There is a family tale that they tell about my great grandfather, the Bishop Samuel Henry Gapp. He was a minister and a missionary in the Moravian Church, and did lots of church planting in the Caribbean. The story goes that he was much loved there, and the locals would always say about him, “that Bishop Gapp, he may be a white man, but he sure does have a black heart.” (let that one sink in)
His daughter, my grandmother, Florence Gapp, was raised in Bethlehem PA around the Moravian Church, and married a civil engineer who put a ring on her finger, and swept her off to Cuba where he was to build the railroad for the first 10 years of their marriage. They had their three children their, my father being the middle one. In Cuba, they had a gardener that became a beloved friend to my grandparents. His name was Prince Purple. They wanted to honor him by giving my dad his name, as a middle name. When they took my dad home to be baptized, the beloved, black-hearted Bishop Gapp absolutely forbade them to name one of his grandchildren after a black man. The kindhearted missionary who loved his Caribbean church members bumped right into his own racist limit. My father tells the story of how he has no middle name, proudly naming the way his parents loved Prince Purple.

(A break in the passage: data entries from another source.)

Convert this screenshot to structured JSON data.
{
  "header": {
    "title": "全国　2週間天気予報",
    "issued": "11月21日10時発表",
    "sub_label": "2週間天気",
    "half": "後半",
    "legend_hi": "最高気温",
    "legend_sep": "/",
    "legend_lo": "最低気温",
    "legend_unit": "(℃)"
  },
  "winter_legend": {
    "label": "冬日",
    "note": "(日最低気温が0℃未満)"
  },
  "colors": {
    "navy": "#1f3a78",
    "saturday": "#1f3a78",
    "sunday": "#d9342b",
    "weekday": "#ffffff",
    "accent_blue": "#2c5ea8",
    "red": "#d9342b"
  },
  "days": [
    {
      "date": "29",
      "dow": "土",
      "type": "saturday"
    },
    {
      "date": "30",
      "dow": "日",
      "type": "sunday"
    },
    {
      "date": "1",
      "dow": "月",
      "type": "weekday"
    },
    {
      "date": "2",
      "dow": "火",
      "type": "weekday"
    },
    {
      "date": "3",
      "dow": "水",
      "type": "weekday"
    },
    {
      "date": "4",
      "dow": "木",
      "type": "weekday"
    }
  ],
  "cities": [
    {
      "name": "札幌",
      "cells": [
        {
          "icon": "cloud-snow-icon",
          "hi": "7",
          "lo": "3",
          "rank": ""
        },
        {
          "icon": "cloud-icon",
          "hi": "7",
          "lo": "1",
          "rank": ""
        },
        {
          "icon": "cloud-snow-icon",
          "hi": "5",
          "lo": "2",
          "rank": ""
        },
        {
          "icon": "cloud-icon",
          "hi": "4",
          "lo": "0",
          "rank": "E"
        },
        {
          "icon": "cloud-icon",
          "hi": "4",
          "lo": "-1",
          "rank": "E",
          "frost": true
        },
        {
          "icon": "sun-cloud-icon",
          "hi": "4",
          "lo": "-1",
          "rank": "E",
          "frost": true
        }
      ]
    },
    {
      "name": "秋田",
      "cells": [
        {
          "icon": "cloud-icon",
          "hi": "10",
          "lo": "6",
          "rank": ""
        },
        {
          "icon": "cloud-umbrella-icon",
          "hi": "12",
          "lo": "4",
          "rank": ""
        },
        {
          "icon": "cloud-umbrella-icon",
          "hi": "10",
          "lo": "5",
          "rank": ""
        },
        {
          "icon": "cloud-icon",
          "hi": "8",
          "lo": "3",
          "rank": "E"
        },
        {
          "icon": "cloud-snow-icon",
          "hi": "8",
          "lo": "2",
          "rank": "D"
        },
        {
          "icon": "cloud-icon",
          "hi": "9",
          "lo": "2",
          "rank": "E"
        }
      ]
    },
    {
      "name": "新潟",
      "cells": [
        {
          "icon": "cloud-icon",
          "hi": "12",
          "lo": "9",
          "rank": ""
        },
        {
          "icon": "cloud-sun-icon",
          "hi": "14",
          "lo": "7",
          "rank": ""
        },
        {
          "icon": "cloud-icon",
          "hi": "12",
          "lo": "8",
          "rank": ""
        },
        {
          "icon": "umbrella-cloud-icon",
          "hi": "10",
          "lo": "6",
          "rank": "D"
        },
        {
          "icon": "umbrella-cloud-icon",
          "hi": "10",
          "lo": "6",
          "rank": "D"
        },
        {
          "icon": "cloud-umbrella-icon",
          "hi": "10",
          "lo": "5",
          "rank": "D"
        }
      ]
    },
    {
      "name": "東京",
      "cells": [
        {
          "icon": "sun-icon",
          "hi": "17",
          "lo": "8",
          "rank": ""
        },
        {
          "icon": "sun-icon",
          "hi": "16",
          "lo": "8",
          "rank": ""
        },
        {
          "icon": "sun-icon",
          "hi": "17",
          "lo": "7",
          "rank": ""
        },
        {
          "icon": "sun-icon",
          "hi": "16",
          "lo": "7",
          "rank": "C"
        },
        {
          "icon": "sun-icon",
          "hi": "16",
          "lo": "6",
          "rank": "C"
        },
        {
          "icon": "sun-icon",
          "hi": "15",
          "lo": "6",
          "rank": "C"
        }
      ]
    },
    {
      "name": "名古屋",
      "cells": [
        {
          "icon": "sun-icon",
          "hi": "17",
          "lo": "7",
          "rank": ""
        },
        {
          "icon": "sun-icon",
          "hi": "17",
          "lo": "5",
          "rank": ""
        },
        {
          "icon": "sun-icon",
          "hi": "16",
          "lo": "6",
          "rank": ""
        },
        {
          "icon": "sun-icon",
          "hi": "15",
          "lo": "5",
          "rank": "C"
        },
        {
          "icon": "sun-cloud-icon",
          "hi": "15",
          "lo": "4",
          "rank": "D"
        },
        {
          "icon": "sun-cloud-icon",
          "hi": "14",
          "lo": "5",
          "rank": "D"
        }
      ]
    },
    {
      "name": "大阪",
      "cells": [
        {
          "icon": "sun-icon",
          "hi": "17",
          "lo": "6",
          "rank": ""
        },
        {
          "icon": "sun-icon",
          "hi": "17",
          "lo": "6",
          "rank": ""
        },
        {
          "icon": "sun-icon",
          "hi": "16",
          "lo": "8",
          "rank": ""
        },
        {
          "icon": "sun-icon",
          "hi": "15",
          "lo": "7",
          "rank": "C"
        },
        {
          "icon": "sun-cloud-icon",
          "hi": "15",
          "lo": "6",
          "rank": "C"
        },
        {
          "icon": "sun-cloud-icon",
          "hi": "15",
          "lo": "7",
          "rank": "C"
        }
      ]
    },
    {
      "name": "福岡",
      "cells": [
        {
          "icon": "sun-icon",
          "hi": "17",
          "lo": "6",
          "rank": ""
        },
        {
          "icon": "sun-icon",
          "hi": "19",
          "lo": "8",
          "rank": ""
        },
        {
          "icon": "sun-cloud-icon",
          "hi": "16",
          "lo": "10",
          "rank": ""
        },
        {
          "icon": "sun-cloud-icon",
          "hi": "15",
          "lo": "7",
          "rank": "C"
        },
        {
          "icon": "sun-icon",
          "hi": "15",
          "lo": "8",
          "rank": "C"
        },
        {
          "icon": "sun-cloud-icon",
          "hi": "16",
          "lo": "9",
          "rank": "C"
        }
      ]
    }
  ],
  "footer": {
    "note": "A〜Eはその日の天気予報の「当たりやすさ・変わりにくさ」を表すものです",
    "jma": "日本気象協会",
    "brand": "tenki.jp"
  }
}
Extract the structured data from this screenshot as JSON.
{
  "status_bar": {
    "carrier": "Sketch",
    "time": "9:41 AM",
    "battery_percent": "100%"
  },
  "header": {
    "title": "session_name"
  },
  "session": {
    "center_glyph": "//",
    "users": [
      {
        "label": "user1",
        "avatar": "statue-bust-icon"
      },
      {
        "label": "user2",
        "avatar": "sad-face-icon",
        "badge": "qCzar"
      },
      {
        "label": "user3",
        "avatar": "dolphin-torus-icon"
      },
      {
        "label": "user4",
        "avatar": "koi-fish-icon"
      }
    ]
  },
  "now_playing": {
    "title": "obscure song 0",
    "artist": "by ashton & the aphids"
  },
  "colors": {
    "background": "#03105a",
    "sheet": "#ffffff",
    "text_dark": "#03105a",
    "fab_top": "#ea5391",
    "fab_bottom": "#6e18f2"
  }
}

My parents raised me intentionally, having learned the words of MLK, Jr. and the lessons of the Civil Rights Movement. My childhood best friend (Barbara) was black. Her father and my dad worked together and they were good friends too, bonding while in test pilot school together. We were inseparable through high school, and our parents were proud when we called each other sisters. I think my parents thought they had succeed in their MLK dream — raising me loving The Cosby Show, RunDMC, and all the Spike Lee movies.
That is, of course, until the first time I brought home a black boyfriend, well into my college years. Then it was their turn to bump up against their own racism — vehemently arguing with me a “separate but equal” stance that they had evidently discussed with Barbara’s dad. I was not deterred by their arguments. Somewhere in my DNA, I must be carrying the soul of Bishop Gapp, because in my 20’s and 30’s I did lots of voluntary mission work in the Caribbean and Latin America — Guatemala, Jamaica, Puerto Rico. And although I dated men from all nationalities and almost every continent, I finally landed on a life partner from Panama – a beautiful Black Latino man.
When I told my parents I was pregnant, they bumped into their racism once again… but this time, their love for their grandchild overcame their stubborn thinking and their hearts were stretched past the point of no return. Raising a biracial child for the past twelve years has both challenged me to look into the biases of my own heart, and stretched my love further than I could ever imagine.
I share this lineage I have, reflecting on how each generation in my family chose to be an “ally” and how each generation bumped up against their own prejudices, even as they paved the way for racial reconciliation in their own era, for one reason.
Because many of my white friends are trying on this word “ally” for the very first time, and I want to encourage them however I can. It is 2020 and the world is in a reckoning, and people are committing to being an ally for the first time ever. So, I want to share how I have experienced being an ally, coming from a long lineage. Here is some advice, though I still don’t consider myself an expert:
- You will be forced to confront your own biases, prejudices, and limits. Don’t stop when this happens. Lean in, learn from your mistakes, strengthen your resolve, and keep going. Don’t let your mistakes deter you from trying harder. This may be the most important part.
- Relationships are the key. My great grandfather loved his church members, my grandparents loved their gardener, my parents loved Barbara’s parents, and I loved my life partner. We learned from these people, and we let these people lead us in reconciling relationship.
- And maybe, most important of all, know that the work of being an ally is all about cathedral building. Each one of us is laying the brickwork for our time, but we will never truly see the cathedral done. I do this work not just for my son — but for the world of my grandson’s grandson.
I am so grateful for the generations who taught me through their own stories what it means to be an ally. Even with each of us doing our very best, it has still taken 4+ generations to eradicate the biases in our own hearts. (And I still wait for the day when my son comes home and forces me to stretch my own thinking once again.) I am still not an expert, but if I can help someone along the way, I am always willing to engage in conversation with anyone who wants to try on the term “white ally.”
And I hope, that when I get to the end of my life, they can say of me, “She may have been a white girl, but she sure did have a black heart.”
If that is the case, then I have carried the legacy well.